He stood up, limping toward the door, which he held open for her. Reluctantly she followed him through the exit and down a makeshift step onto the platform, where the group of soldiers stood waiting expectantly. Adler looked at them and said, “You have carried out your duty well, men. There may be something to this after all.”
The one who had apprehended Lieke before eagerly said, “Shall we take her to headquarters, sir?”
“No. I will do it myself. I want you to go back to Amsterdam and keep your eyes open for similar schemes– I have a feeling that this is not the only case.” The group looked disappointed, but they set out to re-board the train, leaving Lieke alone with the sinister captain. Throngs of passengers were moving along the platform and Lieke again considered breaking away, trying to lose herself in the crowd; but there was nowhere to run, and she would likely be caught. She would have to wait for a better opportunity.
As if sensing her train of thought, Adler grabbed her arm with a painfully strong grip and said, “Please, if you will come with me, I will take you for some further questioning. It will be easy enough to verify your statements; we should be able to sort the matter out quite quickly.” He walked toward a wide thoroughfare, and she had no choice but to accompany him. After a while he let go of her, but walked a pace or two just behind her, saying nothing. Somehow Emma had fallen asleep in her arms.
Lieke thought of her parents at home, expecting her back in a few hours after a pleasant day with friends. She thought of her father’s paralyzing fear, his stolid unwillingness to take any kind of risk, and this made her angry. She was risking everything, even her life, but she did not regret it at all. The only thing she regretted was that she had failed. But she could not fail! She could not let Janneke and Dr. Eisenstein down. She heard the uneven steps of the limping Adler behind her. When they passed an alley, or perhaps one of the bombed-out buildings that were littered throughout the city, she would run and try to hide; she felt certain she could move faster than him, and if Emma would just stay quiet they could make it. He might shoot her in the back, but if she went meekly with him she would likely die anyway, so it was a risk worth taking.
Lieke suddenly became aware that the footsteps behind her had stopped. She turned around to see Captain Adler looking down a side street to their left. He said, “Is this not the street where you were to meet your so-called aunt and uncle?” Lieke looked up at the street sign and saw that it was indeed Hondiusstraat, where she was supposed deliver Emma to Mirjam van Houten. Her stomach dropped once more– she had foolishly told him the address. Would Mirjam also end up being taken for “questioning?” Had she sentenced another woman to death?
Adler paused for a long time, and finally said, “Well then, you best be on your way. I’m sure they are waiting for you.” He immediately walked past her, continuing up the main street. Lieke did not understand what was happening. She did not move, unsure if this was some kind of cruel trick. He looked back at her and said sadly, “We’re not all bad.” Then he turned away and limped ahead, never looking back.
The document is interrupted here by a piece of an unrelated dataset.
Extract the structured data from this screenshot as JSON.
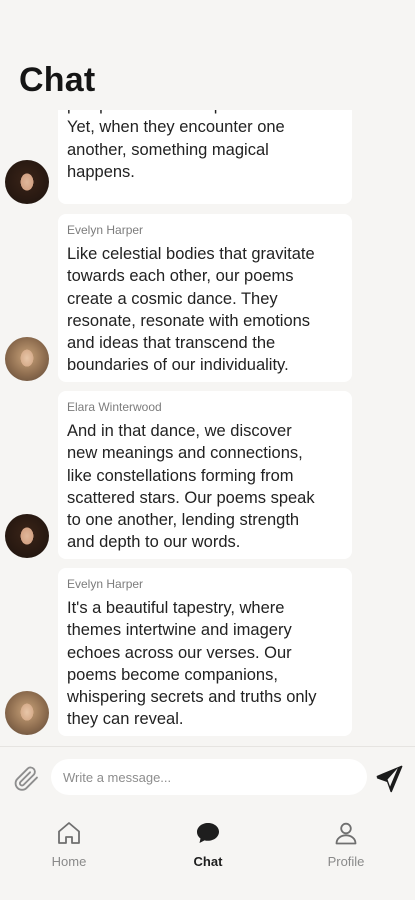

Lieke carried the sleeping Emma up Hondiusstraat to number 124, where Mirjam van Houten ushered her in, and for several minutes Lieke could say nothing, sobbing tears of horror, bewilderment, relief, and joy.